Kids ages 6 to 7

Any of the above, plus:

  • Sweep
  • Fold laundry
  • Put away the clean laundry
  • Set and clear the table
  • Help make and pack lunch
  • Keep their bedroom organized and clean

Kids ages 8 to 9

Any of the above, plus:

  • Vacuum
  • Wash the dishes
  • Put away groceries
  • Help make dinner
  • Prepare snacks
  • Take pet for walks
  • Take the trash out
  • Weed and rake leaves
  • Dust the furniture
  • Clean the bathroom

Ages 10 and older

Any of the above, plus:

  • Mow the yard
  • Do the laundry
  • Mop the floors
  • Make easy meals
  • Clean the kitchen
  • Wash the family car
  • Clean the inside of the fridge
  • Iron clothes
  • Wash windows
  • Help take care of younger siblings
  • Change the bedsheets

Tips to consider:


It’s important to remember that the way you talk about chores will directly impact your child’s willingness to participate in them. Children are more likely to respond to “Let’s do our chores” rather than “Do your chores,” because it emphasizes that chores are not just tasks but a way of taking care of other members of the family.


By putting the focus of chores on taking care of the family, your children will be more likely to want to share the responsibility of the family. They will be more willing to do the chores because they feel that they are contributing to the family’s overall success.

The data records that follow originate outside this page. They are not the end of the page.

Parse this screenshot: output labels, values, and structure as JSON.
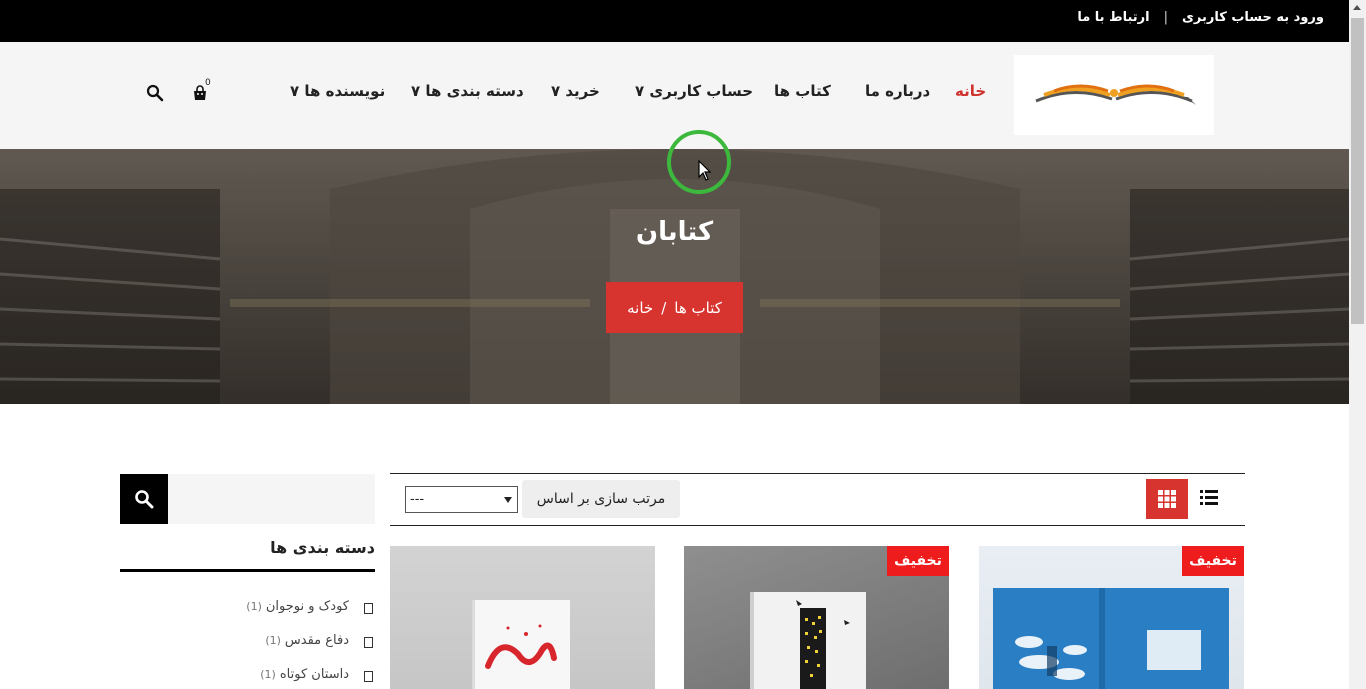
{
  "topbar": {
    "login": "ورود به حساب کاربری",
    "separator": "|",
    "contact": "ارتباط با ما"
  },
  "nav": {
    "home": "خانه",
    "about": "درباره ما",
    "books": "کتاب ها",
    "account": "حساب کاربری ۷",
    "purchase": "خرید ۷",
    "categories": "دسته بندی ها ۷",
    "authors": "نویسنده ها ۷"
  },
  "cart": {
    "count": "0"
  },
  "hero": {
    "title": "کتابان",
    "breadcrumb_home": "خانه",
    "breadcrumb_sep": "/",
    "breadcrumb_current": "کتاب ها"
  },
  "sidebar": {
    "title": "دسته بندی ها",
    "categories": [
      {
        "label": "کودک و نوجوان",
        "count": "(1)"
      },
      {
        "label": "دفاع مقدس",
        "count": "(1)"
      },
      {
        "label": "داستان کوتاه",
        "count": "(1)"
      }
    ]
  },
  "toolbar": {
    "sort_label": "مرتب سازی بر اساس",
    "sort_value": "---"
  },
  "products": [
    {
      "badge": "تخفیف"
    },
    {
      "badge": "تخفیف"
    },
    {
      "badge": ""
    }
  ],
  "colors": {
    "accent": "#d8342f",
    "badge": "#ee1c1c",
    "topbar": "#000000",
    "header_bg": "#f5f5f5"
  }
}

Scheduling a chore time is a good way to maintain consistency every day and to avoid the all too common “I forgot” excuse. Keep in mind that children will not always get it done right the first time and you will need to supervise them during chore-time until they get the hang of things.


Allowances are not necessary for completing chores, however, it is strictly up to you whether or not you think you should give one. Some parents believe that allowances are a good way to teach financial responsibility and are a way to simulate a job-type experience. Other parents believe that participating in chores is just another way of participating in family life and being a part of the family community is not something that should be paid off.

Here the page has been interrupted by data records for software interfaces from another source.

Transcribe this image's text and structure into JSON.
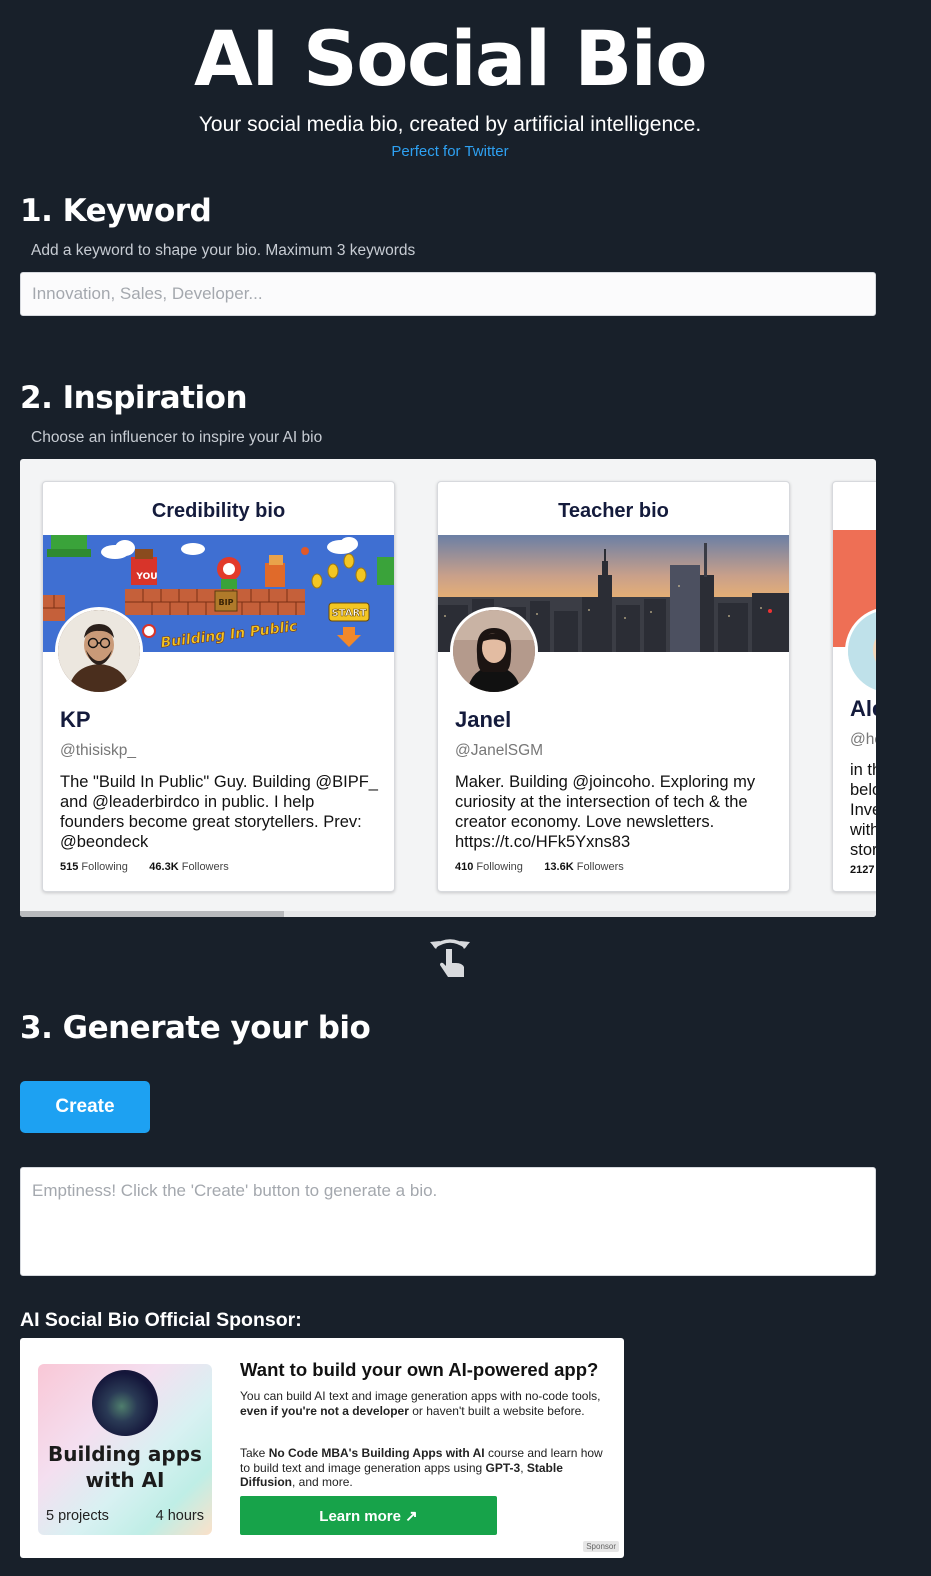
{
  "header": {
    "title": "AI Social Bio",
    "subtitle": "Your social media bio, created by artificial intelligence.",
    "tagline": "Perfect for Twitter"
  },
  "keyword": {
    "heading": "1. Keyword",
    "hint": "Add a keyword to shape your bio. Maximum 3 keywords",
    "placeholder": "Innovation, Sales, Developer..."
  },
  "inspiration": {
    "heading": "2. Inspiration",
    "hint": "Choose an influencer to inspire your AI bio",
    "cards": [
      {
        "type": "Credibility bio",
        "name": "KP",
        "handle": "@thisiskp_",
        "bio": "The \"Build In Public\" Guy. Building @BIPF_ and @leaderbirdco in public. I help founders become great storytellers. Prev: @beondeck",
        "following": "515",
        "following_label": "Following",
        "followers": "46.3K",
        "followers_label": "Followers",
        "banner_text_you": "YOU",
        "banner_text_bip": "BIP",
        "banner_text_start": "START",
        "banner_text_building": "Building In Public"
      },
      {
        "type": "Teacher bio",
        "name": "Janel",
        "handle": "@JanelSGM",
        "bio": "Maker. Building @joincoho. Exploring my curiosity at the intersection of tech & the creator economy. Love newsletters. https://t.co/HFk5Yxns83",
        "following": "410",
        "following_label": "Following",
        "followers": "13.6K",
        "followers_label": "Followers"
      },
      {
        "name_partial": "Ale",
        "handle_partial": "@he",
        "bio_partial": [
          "in th",
          "belo",
          "Inve",
          "with",
          "stor"
        ],
        "following_partial": "2127"
      }
    ]
  },
  "generate": {
    "heading": "3. Generate your bio",
    "create_label": "Create",
    "output_placeholder": "Emptiness! Click the 'Create' button to generate a bio."
  },
  "sponsor": {
    "label": "AI Social Bio Official Sponsor:",
    "image_title": "Building apps with AI",
    "image_projects": "5 projects",
    "image_hours": "4 hours",
    "heading": "Want to build your own AI-powered app?",
    "p1_a": "You can build AI text and image generation apps with no-code tools, ",
    "p1_b": "even if you're not a developer",
    "p1_c": " or haven't built a website before.",
    "p2_a": "Take ",
    "p2_b": "No Code MBA's Building Apps with AI",
    "p2_c": " course and learn how to build text and image generation apps using ",
    "p2_d": "GPT-3",
    "p2_e": ", ",
    "p2_f": "Stable Diffusion",
    "p2_g": ", and more.",
    "button_label": "Learn more ↗",
    "badge": "Sponsor"
  },
  "colors": {
    "background": "#18202a",
    "accent": "#1da1f2",
    "link": "#2ea1f2",
    "sponsor_button": "#17a34a"
  }
}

Cranium Values

Teamwork is one of our core values here at Cranium Academy. We believe that when parents and their children work together, both will benefit from the collaboration. Kids will gain a learning experience and life-long skills by doing their chores, while parents might have some of the stresses of housekeeping lifted off of them.